Today is a sombre day for everyone at Wrexham AFC, with it being the 88th anniversary of the Gresford Colliery Disaster.
One of the very first impressions that I got when I arrived into Wrexham, both city and Football Club, was the enduring significance of the disaster and the inextricable link it shares with Wrexham AFC.
It is well-documented how many of the miners lost in the tragedy had switched shifts in the hope of making our fixture against Tranmere the following day; a hope that, devastatingly, was never to come to pass. The Club will always remember those we lost and will mark the occasion with a minute's silence on Saturday against Torquay.
We were also very pleased to be represented at the annual memorial service in Gresford by CEO Fleur Robinson and Club Secretary Geraint Parry, and to be able to send a delegation including Phil Parkinson and several players to the unveiling of a new Memorial Wall at the Wrexham Miners Rescue Station.
It was from this very building that the rescue crews were dispatched to the disaster. The Station, which sits on the Maesgwyn Rd, just yards from the Racecourse, is being brought back to life by a dedicated team of volunteers to act as a museum and community space and they run a number of activities during the week, from art to cooking classes.
They also serve a mean pie and mash on a matchday, pre-game, so if you haven't been to visit before, perhaps this would be a good week to pop down and see what they are about.
On the pitch, this week, we saw the boys return from Southend with a creditable draw after they faced a sparky and impressive home side at Roots Hall. I don't suspect that many teams will go there this season and have an easy ride, particularly not if Jake Hyde is as effervescent as he was in his 60-odd minutes against us.
Our newly-reformed Reserve Team got their first win of the season against Preston North End Reserves with a Kai Evans free kick the only goal of the game.

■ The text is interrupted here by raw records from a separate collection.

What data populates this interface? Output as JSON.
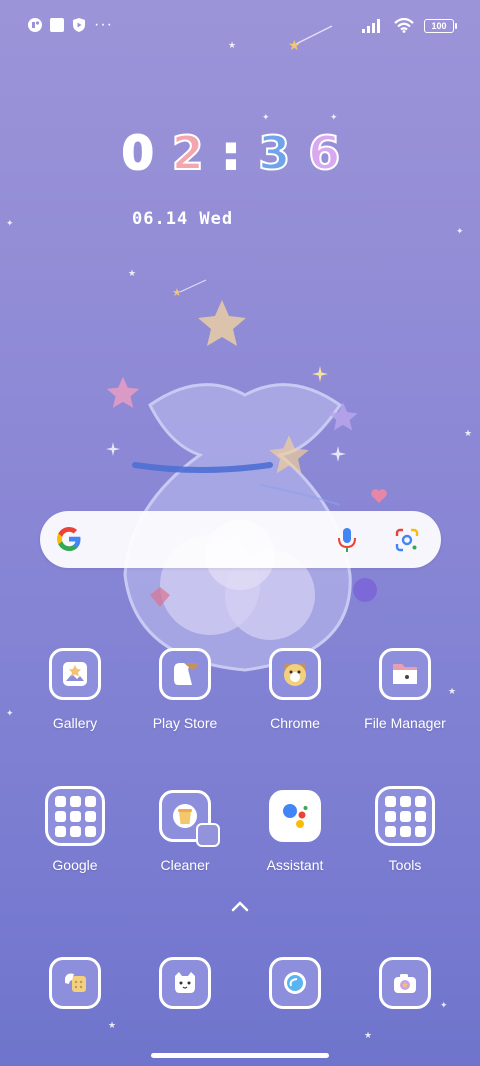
{
  "status_bar": {
    "left_icons": [
      "app-notification-icon",
      "square-notification-icon",
      "shield-play-icon"
    ],
    "more": "···",
    "battery": "100"
  },
  "clock": {
    "h1": "0",
    "h2": "2",
    "sep": ":",
    "m1": "3",
    "m2": "6"
  },
  "date": "06.14 Wed",
  "search": {
    "logo": "G"
  },
  "apps": {
    "gallery": "Gallery",
    "play_store": "Play Store",
    "chrome": "Chrome",
    "file_manager": "File Manager",
    "google": "Google",
    "cleaner": "Cleaner",
    "assistant": "Assistant",
    "tools": "Tools"
  },
  "dock": [
    "phone-icon",
    "messages-icon",
    "browser-icon",
    "camera-icon"
  ]
}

I am delighted to have Reserves football back at Wrexham AFC, as both a development pathway and a means for keeping first-team players in trim as they battle for a starting position and I am looking forward to getting down for a game when I am back in town.
The Documentary continues to bring extraordinary numbers of fresh eyeballs and new fans to the Wrexham fold. I saw a lovely letter that was sent to Wayne Jones, star of both the doc and of the Turf, from a new fan, Dean, from Wisconsin, who had sent Wayne one of his Marathon medals to stick up in the Turf. It was a wonderful example of the unifying spirit of sport and in a week where we remember how cruel and brutal life can be, I think we can all use that reminder.
Next up, Torquay.